A Person is a Noun: Contemporary Portrait Photography
Dates: 22 January - 18 March 2016
Opening: 6 to 9 p.m. Friday January 22, a Gallery Night

Passing Glances
Grant Gill

I tend to do this thing on buses, at red lights, in grocery stores, where I lock eyes with a complete stranger and see how long it takes for them to break contact. I do this primarily out of curiosity, to see how uncomfortable it can become. Most encounters last only a few brief seconds, while others feel like never ending minutes. It is in these moments that I have grown accustomed to creating my own narratives for these individuals, as I systematically concoct dialogue, back stories, and completely fabricated interactions within my own mind. But I, too, share the natural urge to stop looking as my eyes tear up in confrontation or my heart begins to race. So why do I continue on?

When I look at portraiture, I am enamored by the subject's gaze, expression, and gesture, and it is as a spectator that these themes tend to be more fulfilling in annotated suspension. I believe it is my adoration for viewing people in this form, trying to understand who they are without inflicted judgment — seeing their souls — that drives me to engage strangers in eye contact for however long I can. As if in real life, I am trying to force this person to be still, just long enough for my eternal, inquisitive vice to be satisfied.

In engaging with the strangers presented by A Person is a Noun, I am overwhelmed by the artists' prevailing attitude towards redefining what a portrait is, either by way of exploring self-portraits or through the depictions of their own intimate extensions. It is their unique processes and practices that enable me to transversely connect to these portraits as if they were real interactions. I imagine the romance in looking up from a book at a coffee shop and noticing the iconic beauty from which Tom Zust emerges — or how the refined and delicate photographs of Delaney Allen translate similarly to the desolate stares of a wallflower caught off guard — or how literally Kyle Seis' images are indicative of the buffoonery seen within the coordination of a family photo or the absurdity of the effort it takes to produce a selfie. I see the gaze of a woman in a fitting room, who so desperately wants a dress to work, in the conversations about age and beauty between Natalie Krick and her mother — and in the collaborative renaissance of Lisa Lindvay's family is the depiction of grace within any individual of burden — and simply, how the children of Sally Mann reflect our own desires to embrace rural adventures in an unassuming world.

In the momentary hush, while our eyes lock together, I would like to believe that these strangers see me in the same vein.
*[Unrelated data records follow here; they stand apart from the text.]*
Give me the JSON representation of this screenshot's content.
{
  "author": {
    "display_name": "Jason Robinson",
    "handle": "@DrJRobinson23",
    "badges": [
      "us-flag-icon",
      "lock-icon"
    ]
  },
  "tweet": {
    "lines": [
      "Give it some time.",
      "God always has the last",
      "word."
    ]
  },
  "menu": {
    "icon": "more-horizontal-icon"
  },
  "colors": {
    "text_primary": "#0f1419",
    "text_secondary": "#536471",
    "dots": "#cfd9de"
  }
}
That my assumptive stories, real or fictitious, are met with their own, and that they too strive to reach farther than the empty judgments in the banality of a passerby. And that you, too, connect to those standing near like the perpetual still frames that you have yet to figure out.

Grant Gill is an emerging artist based in Milwaukee. He is the Projects Editor and a Contributing Writer for LENSCRATCH, where he manages content such as The LENSCRATCH States Project and Content-Aware.